You have the idea, and your startup has the capital. But if these two resources aren’t being put together in letting the world know of your existence, there really isn’t much use. The marketing strategy has to be top notch in order to make a mark and attract the required stakeholders. The quorum of capital is not exactly indicative here of how effective the marketing can be, but it does play a role. The founders and leadership need to have a streamlined vision that needs to manifest in the marketing of the business.
Though this might fall under the first aspect’s ambit, the long-run question has its own merit. The leadership needs to always question itself as to where it sees the business in the next few years, as that provides perspective and a reality check from time to time. You see most successful startups today having achieved that big picture they envisaged, if what their founders claim is to be believed.
Just like with life, it is not always hunky dory in business either. This is more so in the case of a startup, owing to the volatile nature of factors surrounding it all times. So it is quintessential for every startup founder to have a contingency plan in place for when the alarm bells ring.
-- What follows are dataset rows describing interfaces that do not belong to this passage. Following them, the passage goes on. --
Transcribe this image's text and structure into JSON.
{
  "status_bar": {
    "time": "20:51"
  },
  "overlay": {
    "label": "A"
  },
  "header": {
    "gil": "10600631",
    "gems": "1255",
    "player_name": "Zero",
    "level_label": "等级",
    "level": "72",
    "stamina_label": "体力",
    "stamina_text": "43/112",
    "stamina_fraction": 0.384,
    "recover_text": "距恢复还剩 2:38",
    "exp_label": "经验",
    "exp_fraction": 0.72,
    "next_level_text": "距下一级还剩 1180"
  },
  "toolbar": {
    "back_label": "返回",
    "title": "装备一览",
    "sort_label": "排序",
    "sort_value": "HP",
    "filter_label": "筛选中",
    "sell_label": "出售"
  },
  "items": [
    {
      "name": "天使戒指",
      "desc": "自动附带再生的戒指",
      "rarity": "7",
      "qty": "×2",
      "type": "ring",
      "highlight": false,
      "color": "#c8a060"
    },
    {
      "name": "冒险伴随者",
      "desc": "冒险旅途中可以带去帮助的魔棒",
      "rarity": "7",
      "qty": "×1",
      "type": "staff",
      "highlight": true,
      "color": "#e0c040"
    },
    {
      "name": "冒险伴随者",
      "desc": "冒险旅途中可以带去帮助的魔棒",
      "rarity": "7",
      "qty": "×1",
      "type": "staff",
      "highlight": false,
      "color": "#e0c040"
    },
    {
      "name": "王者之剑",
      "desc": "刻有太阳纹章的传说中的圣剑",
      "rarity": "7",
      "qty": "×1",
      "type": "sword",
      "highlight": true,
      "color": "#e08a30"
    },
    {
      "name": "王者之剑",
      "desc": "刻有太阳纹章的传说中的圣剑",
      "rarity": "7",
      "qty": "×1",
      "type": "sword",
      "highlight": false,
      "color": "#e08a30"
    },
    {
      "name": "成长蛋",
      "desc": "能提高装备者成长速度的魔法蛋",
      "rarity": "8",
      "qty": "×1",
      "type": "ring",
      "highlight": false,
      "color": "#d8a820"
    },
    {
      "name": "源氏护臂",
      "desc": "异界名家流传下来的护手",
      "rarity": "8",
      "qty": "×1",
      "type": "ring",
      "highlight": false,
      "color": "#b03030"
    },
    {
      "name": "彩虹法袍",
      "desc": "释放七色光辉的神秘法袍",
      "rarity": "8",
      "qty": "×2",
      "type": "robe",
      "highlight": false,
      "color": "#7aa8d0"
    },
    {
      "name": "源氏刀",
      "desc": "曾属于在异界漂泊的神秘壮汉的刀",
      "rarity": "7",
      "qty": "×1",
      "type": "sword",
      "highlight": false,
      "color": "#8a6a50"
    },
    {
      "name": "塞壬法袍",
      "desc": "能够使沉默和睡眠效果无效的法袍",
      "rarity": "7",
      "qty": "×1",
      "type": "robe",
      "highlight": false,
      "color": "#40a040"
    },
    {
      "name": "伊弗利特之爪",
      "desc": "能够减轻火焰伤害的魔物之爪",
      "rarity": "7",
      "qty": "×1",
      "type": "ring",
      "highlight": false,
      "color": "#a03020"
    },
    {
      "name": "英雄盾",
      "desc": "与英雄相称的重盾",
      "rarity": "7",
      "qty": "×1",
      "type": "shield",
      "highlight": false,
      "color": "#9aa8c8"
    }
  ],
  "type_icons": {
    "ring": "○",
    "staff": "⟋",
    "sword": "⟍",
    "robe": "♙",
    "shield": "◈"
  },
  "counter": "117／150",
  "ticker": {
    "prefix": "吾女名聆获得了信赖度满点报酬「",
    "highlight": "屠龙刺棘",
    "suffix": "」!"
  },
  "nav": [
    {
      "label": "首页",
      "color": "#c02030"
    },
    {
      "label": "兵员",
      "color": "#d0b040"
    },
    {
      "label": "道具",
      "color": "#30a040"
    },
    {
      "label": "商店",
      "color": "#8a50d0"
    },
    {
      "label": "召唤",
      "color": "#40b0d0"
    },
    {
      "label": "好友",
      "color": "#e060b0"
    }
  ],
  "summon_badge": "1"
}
A founder who has his or her answers ready about their start-up also shows how well-prepared they are for this pursuit. Having a clear idea of every aspect of your company is a sign of likely success.